— PROBLEM STATEMENT —
Reproduce the records below exactly as they appear, omitting any pictures they contain.
Segment Start: DATA FOR PROCESSING
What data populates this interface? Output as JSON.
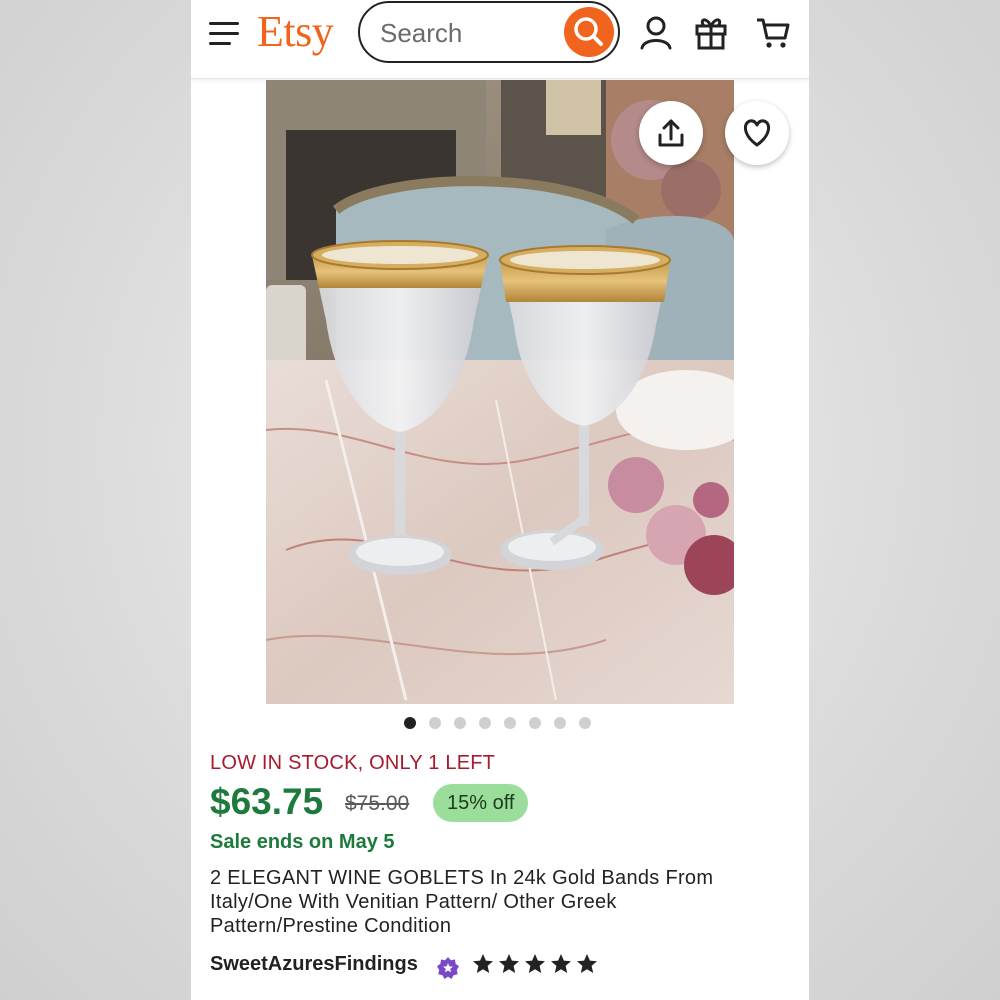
{
  "header": {
    "logo": "Etsy",
    "search_placeholder": "Search",
    "icons": [
      "menu-icon",
      "search-icon",
      "account-icon",
      "gift-icon",
      "cart-icon"
    ]
  },
  "gallery": {
    "image_alt": "Two wine goblets with gold bands on a marble table",
    "actions": [
      "share-icon",
      "heart-icon"
    ],
    "pagination": {
      "total": 8,
      "current": 1
    }
  },
  "listing": {
    "stock_notice": "LOW IN STOCK, ONLY 1 LEFT",
    "price": "$63.75",
    "original_price": "$75.00",
    "discount_badge": "15% off",
    "sale_notice": "Sale ends on May 5",
    "title": "2 ELEGANT WINE GOBLETS In 24k Gold Bands From Italy/One With Venitian Pattern/ Other Greek Pattern/Prestine Condition",
    "shop_name": "SweetAzuresFindings",
    "rating": 5,
    "rating_max": 5
  },
  "colors": {
    "brand": "#f1641e",
    "price_green": "#1e7a3c",
    "stock_red": "#a61a2e",
    "badge_green": "#9bde9b",
    "star_seller_purple": "#7b49c6"
  }
}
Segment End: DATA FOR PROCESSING
— RESULT FOR THIS TASK —
What data populates this interface? Output as JSON.
{
  "header": {
    "logo": "Etsy",
    "search_placeholder": "Search",
    "icons": [
      "menu-icon",
      "search-icon",
      "account-icon",
      "gift-icon",
      "cart-icon"
    ]
  },
  "gallery": {
    "image_alt": "Two wine goblets with gold bands on a marble table",
    "actions": [
      "share-icon",
      "heart-icon"
    ],
    "pagination": {
      "total": 8,
      "current": 1
    }
  },
  "listing": {
    "stock_notice": "LOW IN STOCK, ONLY 1 LEFT",
    "price": "$63.75",
    "original_price": "$75.00",
    "discount_badge": "15% off",
    "sale_notice": "Sale ends on May 5",
    "title": "2 ELEGANT WINE GOBLETS In 24k Gold Bands From Italy/One With Venitian Pattern/ Other Greek Pattern/Prestine Condition",
    "shop_name": "SweetAzuresFindings",
    "rating": 5,
    "rating_max": 5
  },
  "colors": {
    "brand": "#f1641e",
    "price_green": "#1e7a3c",
    "stock_red": "#a61a2e",
    "badge_green": "#9bde9b",
    "star_seller_purple": "#7b49c6"
  }
}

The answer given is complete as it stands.